Jane Ohlmeyer will this week begin delivering the James Ford Lectures to Oxford University, a six-week series of history lectures considered the most prestigious in the UK.
Ohlmeyer is just the 11th woman chosen to deliver these lectures since 1896.
For the first time in its history, the lecture series will take place virtually due to the coronavirus pandemic and will be available to a global audience.
The Ford Lectures are delivered annually by a leading historian in their field invited to the University of Oxford to tackle some of the biggest historical challenges. Ohlmeyer is the first historian based in a university in Ireland to deliver the lectures since F.S.L. Lyons was invited in 1977, when he was Provost of Trinity.

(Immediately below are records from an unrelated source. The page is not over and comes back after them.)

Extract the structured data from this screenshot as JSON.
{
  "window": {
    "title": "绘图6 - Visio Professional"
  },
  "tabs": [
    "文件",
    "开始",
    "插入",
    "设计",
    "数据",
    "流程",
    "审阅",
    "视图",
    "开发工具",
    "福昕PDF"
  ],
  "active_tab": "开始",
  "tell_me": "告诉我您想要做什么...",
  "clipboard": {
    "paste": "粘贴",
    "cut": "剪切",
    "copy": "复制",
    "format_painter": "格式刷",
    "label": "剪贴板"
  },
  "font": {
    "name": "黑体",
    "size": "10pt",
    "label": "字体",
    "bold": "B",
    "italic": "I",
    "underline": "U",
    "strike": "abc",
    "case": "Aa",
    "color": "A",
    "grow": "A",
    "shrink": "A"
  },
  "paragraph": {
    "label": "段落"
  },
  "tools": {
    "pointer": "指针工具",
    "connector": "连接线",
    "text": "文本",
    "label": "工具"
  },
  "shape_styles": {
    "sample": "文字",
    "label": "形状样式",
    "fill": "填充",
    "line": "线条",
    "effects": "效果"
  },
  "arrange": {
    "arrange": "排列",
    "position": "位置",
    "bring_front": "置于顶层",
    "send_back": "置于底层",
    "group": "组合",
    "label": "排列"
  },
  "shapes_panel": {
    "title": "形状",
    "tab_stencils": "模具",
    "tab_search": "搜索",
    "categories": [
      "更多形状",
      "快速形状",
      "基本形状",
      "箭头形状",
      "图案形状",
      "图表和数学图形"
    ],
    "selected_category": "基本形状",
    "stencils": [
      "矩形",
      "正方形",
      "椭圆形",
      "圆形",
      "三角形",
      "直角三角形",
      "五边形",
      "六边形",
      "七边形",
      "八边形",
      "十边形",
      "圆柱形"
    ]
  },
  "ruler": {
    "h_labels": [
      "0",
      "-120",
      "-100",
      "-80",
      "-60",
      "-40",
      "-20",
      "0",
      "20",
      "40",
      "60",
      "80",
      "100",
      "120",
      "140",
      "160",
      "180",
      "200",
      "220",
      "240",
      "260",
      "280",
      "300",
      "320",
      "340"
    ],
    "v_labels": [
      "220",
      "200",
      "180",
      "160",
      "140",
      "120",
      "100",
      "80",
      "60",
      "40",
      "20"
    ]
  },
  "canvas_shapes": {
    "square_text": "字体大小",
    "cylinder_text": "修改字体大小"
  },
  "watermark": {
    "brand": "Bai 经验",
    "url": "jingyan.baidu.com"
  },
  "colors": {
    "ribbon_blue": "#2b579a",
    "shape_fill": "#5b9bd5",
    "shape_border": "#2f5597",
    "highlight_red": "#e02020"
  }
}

Over the course of the six weeks, Ohlmeyer will focus on empire and imperialism from Ireland’s perspective exploring how the Irish were both the victims and agents of empire.
Ohlmeyer will lecture on Ireland’s role in imperialism in America and in India, Irish indentured servitude in the 17th-century Caribbean, the Irish as soldiers, clergymen, and traders and how empire shaped Irish lives.
Ohlmeyer has evoked some controversy for arguing that although victims of imperialism, the Irish are also responsible for playing a role in it.
An op-ed by Ohlmeyer, published in the Irish Times last month, titled “Ireland has yet to come to terms with its imperial past”, received negative backlash online. Ohlmeyer cited Colonel Reginald Dyer, educated in Middleton, Co Cork, who led the Amritsar Massacre at Jallinawala Bagh in the Punjab in 1919, in which 1,500 Indian men, women and children were butchered.
On being chosen to deliver the Ford Lectures, Ohlmeyer said in a press statement: “I am honoured to be delivering the Ford Lectures with Oxford University in 2021 and to receive the invite from their Faculty of History where so many esteemed historians have gone before me. What excites me most is to be able to take the audience with me on a journey through Ireland and empire, an area which has taken up my life’s work as a historian.”
“For many like me who grew up in Northern Ireland during the Troubles, Irish history had a very tangible impact on our lives but Ireland’s imperial past has too often been forgotten or deliberately ignored. In an era of Brexit, ‘Black Lives Matter’ and ‘Rhodes must fall’, it is more important than ever that we understand its complicated legacy and how it has shaped our present.”
Prof Steven Gunn of Merton College, Oxford and chair of the board of electors to Ford’s Lectureship, also said in a press statement: “The present moment of dramatic change in Britain’s relationships with Ireland, Europe and the World is particularly apt for consideration of Professor Ohlmeyer’s theme. We are grateful for all her efforts to make the lectures available amid drastic and rapidly-changing constraints and we await them with pleasure and excitement.”
Ohlmeyer is one of four candidates who have so far made public their intention to run for Provost. Ohlmeyer, along with Linda Doyle and Linda Hogan, have confirmed that they have made it through the interview process. Campaigning will commence in early February.